Jim Lee’s C-23 (1998)
Comic book artist Jim Lee helped create many iconic characters and is an integral part of DC Comics today. In the 90s, he was well known as an independent creator and was able to create this card game using only name recognition. Unfortunately, this did not translate into strong sales.
The game was well regarded for its artistry, as to be expected. What was more impressive was its gameplay, which used a system called ARC. This used four distinct card types to aid in deck building and was also used for the Xena and Hercules card games. As these games have more recognizable brands, they eventually outperformed the poor C-23.
Spellfire: Master the Magic (1994)
Sure, Dungeons and Dragons himself tried to break into the craze for card games. It especially made a lot of sense as the second collectible card game to be released. The game was based on the multiple parameters of the J&D universe and had over 400 cards from the start. Much like its parent game, any number of players could play.

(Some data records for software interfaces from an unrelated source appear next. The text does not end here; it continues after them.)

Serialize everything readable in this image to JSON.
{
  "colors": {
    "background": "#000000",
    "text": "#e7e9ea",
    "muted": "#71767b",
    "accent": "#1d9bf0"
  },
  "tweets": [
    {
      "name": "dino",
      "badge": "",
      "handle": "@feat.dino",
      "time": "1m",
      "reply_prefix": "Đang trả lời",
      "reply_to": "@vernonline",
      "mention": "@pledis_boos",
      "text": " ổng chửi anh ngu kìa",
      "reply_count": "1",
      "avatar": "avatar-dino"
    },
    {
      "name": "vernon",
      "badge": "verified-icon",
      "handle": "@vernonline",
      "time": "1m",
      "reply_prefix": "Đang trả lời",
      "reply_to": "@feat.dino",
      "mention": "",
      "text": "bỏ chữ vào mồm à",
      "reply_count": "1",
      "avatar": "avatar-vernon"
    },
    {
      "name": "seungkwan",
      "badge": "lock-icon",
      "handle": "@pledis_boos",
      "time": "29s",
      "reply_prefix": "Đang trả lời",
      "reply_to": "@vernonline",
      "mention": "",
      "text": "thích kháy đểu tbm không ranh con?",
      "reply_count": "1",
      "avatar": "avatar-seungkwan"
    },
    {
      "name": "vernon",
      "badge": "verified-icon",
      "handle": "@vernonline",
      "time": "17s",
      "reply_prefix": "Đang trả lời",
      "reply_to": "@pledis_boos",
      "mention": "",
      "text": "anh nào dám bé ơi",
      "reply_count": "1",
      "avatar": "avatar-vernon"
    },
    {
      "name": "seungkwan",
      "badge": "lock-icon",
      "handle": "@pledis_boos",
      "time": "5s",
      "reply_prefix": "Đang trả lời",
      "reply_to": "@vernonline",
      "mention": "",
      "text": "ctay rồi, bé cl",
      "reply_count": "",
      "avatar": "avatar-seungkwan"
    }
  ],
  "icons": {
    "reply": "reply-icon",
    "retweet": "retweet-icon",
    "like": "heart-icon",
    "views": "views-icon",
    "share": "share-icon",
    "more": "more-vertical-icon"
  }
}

Players control the realms, which cards are played in, and a champion who has special abilities. If a player does not have a kingdom, he loses his cards and leaves the game. Although it was the second TCG in history, it was actually surprisingly different from Magic. Unfortunately, the cost of producing the game proved to be too high and parent company TSR was acquired by Wizards of the Coast, and the game was discontinued.
Star Wars Customizable Card Game (1995) and Young Jedi Trading Card Game (1999)
star wars, being a classic moving franchise, has many adaptations on the table. It has also had numerous card game adaptations, two of which were released in the 90s. Customizable deck of cards came first and has a unique setup requiring two different decks for competitive play. In each game, one player must be on the light side and the other on the dark side, so decks of both archetypes must be built.
Although it is a neat hook, the star wars game otherwise is quite similar to Magic with a finite resource pool. There were expansions that covered most movies, which is more than can be said for Young Jedi. This game mainly covered ideas from the phantom menace, which it was released to promote. While it was generally better regarded in gameplay, it ended when the developer lost the license.
Monty Python and the Holy Grail Trading Card Game (1996)
Monty Python and the Holy Grail is a hilarious and beloved movie, but it doesn’t seem like the immediate choice for a card game. Despite this, the 1996 card game adaptation was popular for almost ten years. That’s because it was the rare card game to cause hilarious antics.
The game involves each player setting out to create Avalon by placing cards. When enough cards are laid, they can go in search of the Holy Grail. All of the maps are themed around various jokes and gags from the film, and the rulebook even encourages players to speak in silly accents to set the mood.
Star Trek Customizable Card Game (1994)
star trek released a few tabletop game adaptations, but the first card game will hold a special place in the hearts of many fans. This game received two editions, with the second edition having so many changes that it is often considered a separate game. The object of the game is to earn 100 points by completing missions and objectives.
The cards in this game represent crew members, ships, and equipment. This allows each player to customize a group of explorers unique to one of the shows. Players could then complete these missions, or even sabotage other players. It’s fun, but it involves a lot of complex systems, which the second edition aimed to remedy. Although it was never the most popular, its customization made it one of the most underrated gems of the 90s.
NEXT: The 10 Best Star Trek Tabletop Games